(Page and application data records)
• • • • •

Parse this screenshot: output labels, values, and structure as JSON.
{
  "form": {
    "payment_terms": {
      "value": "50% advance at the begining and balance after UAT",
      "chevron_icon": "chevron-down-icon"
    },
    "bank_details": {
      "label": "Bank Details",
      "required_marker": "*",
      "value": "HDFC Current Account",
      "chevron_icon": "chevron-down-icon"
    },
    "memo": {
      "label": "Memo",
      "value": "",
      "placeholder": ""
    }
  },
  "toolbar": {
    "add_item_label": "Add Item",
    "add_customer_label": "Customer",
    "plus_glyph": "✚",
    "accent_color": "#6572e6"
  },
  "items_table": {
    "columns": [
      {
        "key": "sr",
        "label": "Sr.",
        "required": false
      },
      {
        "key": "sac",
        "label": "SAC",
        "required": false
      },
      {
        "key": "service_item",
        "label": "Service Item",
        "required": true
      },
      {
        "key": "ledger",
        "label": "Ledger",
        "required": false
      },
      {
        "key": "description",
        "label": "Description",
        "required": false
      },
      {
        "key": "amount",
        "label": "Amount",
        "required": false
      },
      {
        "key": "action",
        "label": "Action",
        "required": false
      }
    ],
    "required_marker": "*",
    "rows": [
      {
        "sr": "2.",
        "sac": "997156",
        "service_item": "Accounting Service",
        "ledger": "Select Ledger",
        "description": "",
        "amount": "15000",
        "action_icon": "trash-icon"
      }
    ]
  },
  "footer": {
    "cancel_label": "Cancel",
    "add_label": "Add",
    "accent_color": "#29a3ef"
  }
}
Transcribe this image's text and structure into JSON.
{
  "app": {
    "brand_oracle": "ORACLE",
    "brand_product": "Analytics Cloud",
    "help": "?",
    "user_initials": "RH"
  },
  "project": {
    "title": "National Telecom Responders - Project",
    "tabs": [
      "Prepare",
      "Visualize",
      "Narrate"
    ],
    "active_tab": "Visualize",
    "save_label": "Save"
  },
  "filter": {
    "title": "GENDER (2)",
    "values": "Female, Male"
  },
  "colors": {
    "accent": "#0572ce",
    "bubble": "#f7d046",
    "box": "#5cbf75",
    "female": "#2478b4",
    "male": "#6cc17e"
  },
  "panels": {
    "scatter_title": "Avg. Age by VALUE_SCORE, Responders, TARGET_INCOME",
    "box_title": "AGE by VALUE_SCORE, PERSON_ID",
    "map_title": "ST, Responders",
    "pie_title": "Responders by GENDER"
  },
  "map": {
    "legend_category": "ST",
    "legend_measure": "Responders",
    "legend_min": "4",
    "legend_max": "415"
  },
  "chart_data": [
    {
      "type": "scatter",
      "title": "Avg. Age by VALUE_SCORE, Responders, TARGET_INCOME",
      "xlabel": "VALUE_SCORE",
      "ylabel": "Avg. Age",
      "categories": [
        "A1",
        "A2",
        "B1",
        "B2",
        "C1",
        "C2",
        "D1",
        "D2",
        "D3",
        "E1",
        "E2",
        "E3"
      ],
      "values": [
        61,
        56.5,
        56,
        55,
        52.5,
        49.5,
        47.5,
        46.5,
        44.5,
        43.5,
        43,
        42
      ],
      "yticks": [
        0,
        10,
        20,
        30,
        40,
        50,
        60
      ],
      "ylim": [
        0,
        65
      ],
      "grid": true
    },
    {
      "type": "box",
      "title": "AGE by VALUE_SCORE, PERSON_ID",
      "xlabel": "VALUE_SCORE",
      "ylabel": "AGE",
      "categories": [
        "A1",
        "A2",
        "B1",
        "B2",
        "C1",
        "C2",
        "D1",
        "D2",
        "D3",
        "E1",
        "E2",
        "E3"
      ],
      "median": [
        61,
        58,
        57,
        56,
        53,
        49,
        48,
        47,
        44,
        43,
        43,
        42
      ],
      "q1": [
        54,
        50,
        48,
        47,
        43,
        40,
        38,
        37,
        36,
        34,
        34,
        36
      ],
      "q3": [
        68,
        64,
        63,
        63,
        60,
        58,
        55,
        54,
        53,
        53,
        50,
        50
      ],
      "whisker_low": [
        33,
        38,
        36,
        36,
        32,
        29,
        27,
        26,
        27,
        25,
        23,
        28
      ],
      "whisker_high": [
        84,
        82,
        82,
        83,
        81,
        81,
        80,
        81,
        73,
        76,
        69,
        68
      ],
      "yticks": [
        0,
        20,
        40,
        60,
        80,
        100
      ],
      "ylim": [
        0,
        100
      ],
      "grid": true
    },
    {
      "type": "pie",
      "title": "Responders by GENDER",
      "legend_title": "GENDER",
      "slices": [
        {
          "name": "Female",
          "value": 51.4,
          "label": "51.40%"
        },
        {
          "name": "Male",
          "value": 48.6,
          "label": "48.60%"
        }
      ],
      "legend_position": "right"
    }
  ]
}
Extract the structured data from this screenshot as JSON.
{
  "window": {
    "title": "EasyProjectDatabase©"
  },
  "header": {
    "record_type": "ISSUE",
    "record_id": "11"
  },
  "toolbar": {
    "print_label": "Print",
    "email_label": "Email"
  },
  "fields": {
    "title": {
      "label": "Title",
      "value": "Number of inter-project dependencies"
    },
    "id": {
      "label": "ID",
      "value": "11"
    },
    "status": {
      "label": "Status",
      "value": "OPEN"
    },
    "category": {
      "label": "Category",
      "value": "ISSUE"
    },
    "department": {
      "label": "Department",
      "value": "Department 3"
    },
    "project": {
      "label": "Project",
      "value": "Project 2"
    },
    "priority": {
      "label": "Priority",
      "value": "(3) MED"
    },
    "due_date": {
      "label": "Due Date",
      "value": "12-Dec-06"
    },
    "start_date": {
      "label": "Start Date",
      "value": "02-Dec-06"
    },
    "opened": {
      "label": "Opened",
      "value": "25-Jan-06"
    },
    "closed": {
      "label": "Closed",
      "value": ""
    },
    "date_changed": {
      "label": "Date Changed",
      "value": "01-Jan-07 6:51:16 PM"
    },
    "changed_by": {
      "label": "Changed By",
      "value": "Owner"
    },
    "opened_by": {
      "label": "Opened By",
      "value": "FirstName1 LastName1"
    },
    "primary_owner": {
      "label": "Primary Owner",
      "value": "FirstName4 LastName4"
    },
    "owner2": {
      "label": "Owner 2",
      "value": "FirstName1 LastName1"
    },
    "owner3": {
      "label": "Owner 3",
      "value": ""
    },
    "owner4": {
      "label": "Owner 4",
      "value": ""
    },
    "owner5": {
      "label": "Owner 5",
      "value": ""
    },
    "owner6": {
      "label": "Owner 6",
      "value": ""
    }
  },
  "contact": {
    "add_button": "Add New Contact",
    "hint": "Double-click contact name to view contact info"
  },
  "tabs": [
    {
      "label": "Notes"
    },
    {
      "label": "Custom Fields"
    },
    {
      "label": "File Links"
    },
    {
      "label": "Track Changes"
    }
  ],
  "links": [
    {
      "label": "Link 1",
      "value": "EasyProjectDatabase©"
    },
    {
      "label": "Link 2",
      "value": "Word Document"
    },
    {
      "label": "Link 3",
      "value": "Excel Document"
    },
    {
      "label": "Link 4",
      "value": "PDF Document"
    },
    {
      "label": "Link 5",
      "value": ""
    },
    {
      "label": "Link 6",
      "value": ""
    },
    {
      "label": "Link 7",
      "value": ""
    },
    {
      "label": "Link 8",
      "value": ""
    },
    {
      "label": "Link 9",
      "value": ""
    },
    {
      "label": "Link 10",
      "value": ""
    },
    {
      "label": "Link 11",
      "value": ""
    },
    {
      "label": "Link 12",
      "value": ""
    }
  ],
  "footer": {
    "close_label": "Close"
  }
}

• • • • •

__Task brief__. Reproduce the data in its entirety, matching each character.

__Problem solution__.
Parse this screenshot: output labels, values, and structure as JSON.
{
  "form": {
    "payment_terms": {
      "value": "50% advance at the begining and balance after UAT",
      "chevron_icon": "chevron-down-icon"
    },
    "bank_details": {
      "label": "Bank Details",
      "required_marker": "*",
      "value": "HDFC Current Account",
      "chevron_icon": "chevron-down-icon"
    },
    "memo": {
      "label": "Memo",
      "value": "",
      "placeholder": ""
    }
  },
  "toolbar": {
    "add_item_label": "Add Item",
    "add_customer_label": "Customer",
    "plus_glyph": "✚",
    "accent_color": "#6572e6"
  },
  "items_table": {
    "columns": [
      {
        "key": "sr",
        "label": "Sr.",
        "required": false
      },
      {
        "key": "sac",
        "label": "SAC",
        "required": false
      },
      {
        "key": "service_item",
        "label": "Service Item",
        "required": true
      },
      {
        "key": "ledger",
        "label": "Ledger",
        "required": false
      },
      {
        "key": "description",
        "label": "Description",
        "required": false
      },
      {
        "key": "amount",
        "label": "Amount",
        "required": false
      },
      {
        "key": "action",
        "label": "Action",
        "required": false
      }
    ],
    "required_marker": "*",
    "rows": [
      {
        "sr": "2.",
        "sac": "997156",
        "service_item": "Accounting Service",
        "ledger": "Select Ledger",
        "description": "",
        "amount": "15000",
        "action_icon": "trash-icon"
      }
    ]
  },
  "footer": {
    "cancel_label": "Cancel",
    "add_label": "Add",
    "accent_color": "#29a3ef"
  }
}
Transcribe this image's text and structure into JSON.
{
  "app": {
    "brand_oracle": "ORACLE",
    "brand_product": "Analytics Cloud",
    "help": "?",
    "user_initials": "RH"
  },
  "project": {
    "title": "National Telecom Responders - Project",
    "tabs": [
      "Prepare",
      "Visualize",
      "Narrate"
    ],
    "active_tab": "Visualize",
    "save_label": "Save"
  },
  "filter": {
    "title": "GENDER (2)",
    "values": "Female, Male"
  },
  "colors": {
    "accent": "#0572ce",
    "bubble": "#f7d046",
    "box": "#5cbf75",
    "female": "#2478b4",
    "male": "#6cc17e"
  },
  "panels": {
    "scatter_title": "Avg. Age by VALUE_SCORE, Responders, TARGET_INCOME",
    "box_title": "AGE by VALUE_SCORE, PERSON_ID",
    "map_title": "ST, Responders",
    "pie_title": "Responders by GENDER"
  },
  "map": {
    "legend_category": "ST",
    "legend_measure": "Responders",
    "legend_min": "4",
    "legend_max": "415"
  },
  "chart_data": [
    {
      "type": "scatter",
      "title": "Avg. Age by VALUE_SCORE, Responders, TARGET_INCOME",
      "xlabel": "VALUE_SCORE",
      "ylabel": "Avg. Age",
      "categories": [
        "A1",
        "A2",
        "B1",
        "B2",
        "C1",
        "C2",
        "D1",
        "D2",
        "D3",
        "E1",
        "E2",
        "E3"
      ],
      "values": [
        61,
        56.5,
        56,
        55,
        52.5,
        49.5,
        47.5,
        46.5,
        44.5,
        43.5,
        43,
        42
      ],
      "yticks": [
        0,
        10,
        20,
        30,
        40,
        50,
        60
      ],
      "ylim": [
        0,
        65
      ],
      "grid": true
    },
    {
      "type": "box",
      "title": "AGE by VALUE_SCORE, PERSON_ID",
      "xlabel": "VALUE_SCORE",
      "ylabel": "AGE",
      "categories": [
        "A1",
        "A2",
        "B1",
        "B2",
        "C1",
        "C2",
        "D1",
        "D2",
        "D3",
        "E1",
        "E2",
        "E3"
      ],
      "median": [
        61,
        58,
        57,
        56,
        53,
        49,
        48,
        47,
        44,
        43,
        43,
        42
      ],
      "q1": [
        54,
        50,
        48,
        47,
        43,
        40,
        38,
        37,
        36,
        34,
        34,
        36
      ],
      "q3": [
        68,
        64,
        63,
        63,
        60,
        58,
        55,
        54,
        53,
        53,
        50,
        50
      ],
      "whisker_low": [
        33,
        38,
        36,
        36,
        32,
        29,
        27,
        26,
        27,
        25,
        23,
        28
      ],
      "whisker_high": [
        84,
        82,
        82,
        83,
        81,
        81,
        80,
        81,
        73,
        76,
        69,
        68
      ],
      "yticks": [
        0,
        20,
        40,
        60,
        80,
        100
      ],
      "ylim": [
        0,
        100
      ],
      "grid": true
    },
    {
      "type": "pie",
      "title": "Responders by GENDER",
      "legend_title": "GENDER",
      "slices": [
        {
          "name": "Female",
          "value": 51.4,
          "label": "51.40%"
        },
        {
          "name": "Male",
          "value": 48.6,
          "label": "48.60%"
        }
      ],
      "legend_position": "right"
    }
  ]
}
Extract the structured data from this screenshot as JSON.
{
  "window": {
    "title": "EasyProjectDatabase©"
  },
  "header": {
    "record_type": "ISSUE",
    "record_id": "11"
  },
  "toolbar": {
    "print_label": "Print",
    "email_label": "Email"
  },
  "fields": {
    "title": {
      "label": "Title",
      "value": "Number of inter-project dependencies"
    },
    "id": {
      "label": "ID",
      "value": "11"
    },
    "status": {
      "label": "Status",
      "value": "OPEN"
    },
    "category": {
      "label": "Category",
      "value": "ISSUE"
    },
    "department": {
      "label": "Department",
      "value": "Department 3"
    },
    "project": {
      "label": "Project",
      "value": "Project 2"
    },
    "priority": {
      "label": "Priority",
      "value": "(3) MED"
    },
    "due_date": {
      "label": "Due Date",
      "value": "12-Dec-06"
    },
    "start_date": {
      "label": "Start Date",
      "value": "02-Dec-06"
    },
    "opened": {
      "label": "Opened",
      "value": "25-Jan-06"
    },
    "closed": {
      "label": "Closed",
      "value": ""
    },
    "date_changed": {
      "label": "Date Changed",
      "value": "01-Jan-07 6:51:16 PM"
    },
    "changed_by": {
      "label": "Changed By",
      "value": "Owner"
    },
    "opened_by": {
      "label": "Opened By",
      "value": "FirstName1 LastName1"
    },
    "primary_owner": {
      "label": "Primary Owner",
      "value": "FirstName4 LastName4"
    },
    "owner2": {
      "label": "Owner 2",
      "value": "FirstName1 LastName1"
    },
    "owner3": {
      "label": "Owner 3",
      "value": ""
    },
    "owner4": {
      "label": "Owner 4",
      "value": ""
    },
    "owner5": {
      "label": "Owner 5",
      "value": ""
    },
    "owner6": {
      "label": "Owner 6",
      "value": ""
    }
  },
  "contact": {
    "add_button": "Add New Contact",
    "hint": "Double-click contact name to view contact info"
  },
  "tabs": [
    {
      "label": "Notes"
    },
    {
      "label": "Custom Fields"
    },
    {
      "label": "File Links"
    },
    {
      "label": "Track Changes"
    }
  ],
  "links": [
    {
      "label": "Link 1",
      "value": "EasyProjectDatabase©"
    },
    {
      "label": "Link 2",
      "value": "Word Document"
    },
    {
      "label": "Link 3",
      "value": "Excel Document"
    },
    {
      "label": "Link 4",
      "value": "PDF Document"
    },
    {
      "label": "Link 5",
      "value": ""
    },
    {
      "label": "Link 6",
      "value": ""
    },
    {
      "label": "Link 7",
      "value": ""
    },
    {
      "label": "Link 8",
      "value": ""
    },
    {
      "label": "Link 9",
      "value": ""
    },
    {
      "label": "Link 10",
      "value": ""
    },
    {
      "label": "Link 11",
      "value": ""
    },
    {
      "label": "Link 12",
      "value": ""
    }
  ],
  "footer": {
    "close_label": "Close"
  }
}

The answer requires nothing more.